Pennsylvania’s Whistleblower Law (“PWL”) provides protection to employees who “blow the whistle” on misconduct that affects public funds or violates state or federal law. When businesses violate these laws, the penalties can be severe and may even threaten the existence of the business. Alternatively, businesses who take vigorous and proactive steps can minimize their whistleblower exposure, while simultaneously ensuring that employees who voice their concerns are effectively heard.

How Pennsylvania Whistleblower Law Affects Your Business

The PWL states, among other things, that no employer may discharge, threaten or otherwise discriminate or retaliate against an employee because the employee makes a good faith report, or is about to report, to the employer or appropriate authority, an instance of wrongdoing or waste by a public body. “Wrongdoing” includes a substantial violation of federal or state law or a code of conduct or ethics designed to protect the interest of the public. “Waste” means acts by a business resulting in substantial abuse, misuse, destruction, or loss of funds or resources belonging to the state or political subdivisions. In 2014, the Pennsylvania Legislature amended and expanded the PWL to include protection for employees of any companies that are performing services for public bodies with public monies.

What Happens When a Business Violates Pennsylvania Whistleblower Law?

When a business violates the PWL, the aggrieved employee may bring suit in state court and seek significant remedies, including reinstatement, back pay, fringe benefits, seniority rights, compensatory damages, attorney’s fees, and costs of suit. Perhaps most importantly, the business can be liable for up to a $10,000 civil fine and may be suspended from public service for up to seven (7) years.

To avoid whistleblower liability, a business should do the following:

  • Implement vigorous and comprehensive anti-retaliation policies. Such policies should encourage proactive reporting by every employee and should make clear that the employer will protect those who come forward.
  • Promote proactive compliance with the PWL by implementing early-warning systems that are available to all employees. Such systems can help employers stay ahead of potential whistleblower actions while protecting against potential fraud against both the government and potential acts of retaliation.
  • Hold managers and supervisors accountable for their responses to employees’ concerns, such as reports of potential legal violations and potential retaliation, by including anti-retaliation measures in management performance standards and reviews and designating retaliation as punishable misconduct that is not subject to ordinary progressive-discipline schemes.
  • Where the reported conduct is severe or involves high-level management, employers should consult with experienced outside counsel and consider whether to order a formal outside investigation.

Avoid Severe Legal Liability from a Whistleblower with MBM Law

If your business receives any money from a public body to perform work, the business is subjected to the strict penalty provisions of the PWL – should your employee rightfully blow the whistle.

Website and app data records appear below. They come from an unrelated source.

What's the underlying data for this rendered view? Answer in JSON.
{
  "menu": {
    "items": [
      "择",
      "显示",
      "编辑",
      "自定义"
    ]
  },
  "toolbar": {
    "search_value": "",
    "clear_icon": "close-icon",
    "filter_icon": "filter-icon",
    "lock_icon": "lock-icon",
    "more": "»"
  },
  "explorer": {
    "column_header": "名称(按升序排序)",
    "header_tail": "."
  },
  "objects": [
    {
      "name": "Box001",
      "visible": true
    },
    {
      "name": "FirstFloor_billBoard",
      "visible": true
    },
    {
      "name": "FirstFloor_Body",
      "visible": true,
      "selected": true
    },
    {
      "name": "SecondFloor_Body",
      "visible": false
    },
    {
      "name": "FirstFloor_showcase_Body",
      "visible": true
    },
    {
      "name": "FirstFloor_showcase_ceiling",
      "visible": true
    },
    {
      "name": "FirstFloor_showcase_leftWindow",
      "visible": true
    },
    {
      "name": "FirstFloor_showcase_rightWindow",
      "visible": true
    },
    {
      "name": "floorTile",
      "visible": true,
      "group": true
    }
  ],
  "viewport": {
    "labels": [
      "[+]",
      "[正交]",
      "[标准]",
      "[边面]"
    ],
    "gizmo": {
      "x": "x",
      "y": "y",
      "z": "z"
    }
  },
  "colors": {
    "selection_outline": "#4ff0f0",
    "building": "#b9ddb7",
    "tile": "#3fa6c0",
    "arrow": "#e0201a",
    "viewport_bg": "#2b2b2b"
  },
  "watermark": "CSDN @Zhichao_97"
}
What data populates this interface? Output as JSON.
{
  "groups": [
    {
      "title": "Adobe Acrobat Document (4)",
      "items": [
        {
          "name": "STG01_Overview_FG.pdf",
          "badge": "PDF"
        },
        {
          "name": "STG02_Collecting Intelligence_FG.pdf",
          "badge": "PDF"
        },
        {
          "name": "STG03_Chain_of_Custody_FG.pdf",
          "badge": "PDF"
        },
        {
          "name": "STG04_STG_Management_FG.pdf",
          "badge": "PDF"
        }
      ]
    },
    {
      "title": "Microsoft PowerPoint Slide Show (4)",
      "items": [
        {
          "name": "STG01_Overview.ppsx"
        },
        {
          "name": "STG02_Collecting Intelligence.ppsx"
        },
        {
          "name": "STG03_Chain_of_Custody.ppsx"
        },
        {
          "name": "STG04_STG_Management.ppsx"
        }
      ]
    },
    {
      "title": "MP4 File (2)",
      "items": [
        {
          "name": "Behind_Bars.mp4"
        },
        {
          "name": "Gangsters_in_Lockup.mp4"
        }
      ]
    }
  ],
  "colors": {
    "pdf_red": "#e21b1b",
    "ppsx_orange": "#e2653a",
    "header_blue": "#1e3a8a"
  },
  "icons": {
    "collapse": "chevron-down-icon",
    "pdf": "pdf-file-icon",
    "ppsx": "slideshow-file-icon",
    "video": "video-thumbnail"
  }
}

In addition to advising your business after a report of misconduct is made, Maiello Brungo & Maiello’s Human Resources Compliance & Strategic Counseling group can assist your business in preparing and implementing the necessary policies to avoid such severe liability. Contact us today at 412-242-4400 or for further assistance.

John H. Prorok
John H. Prorok

John Prorok is a highly regarded Human Resources lawyer offering clients tailored solutions. He regularly advises employers on compliance issues regarding employment laws and regulations.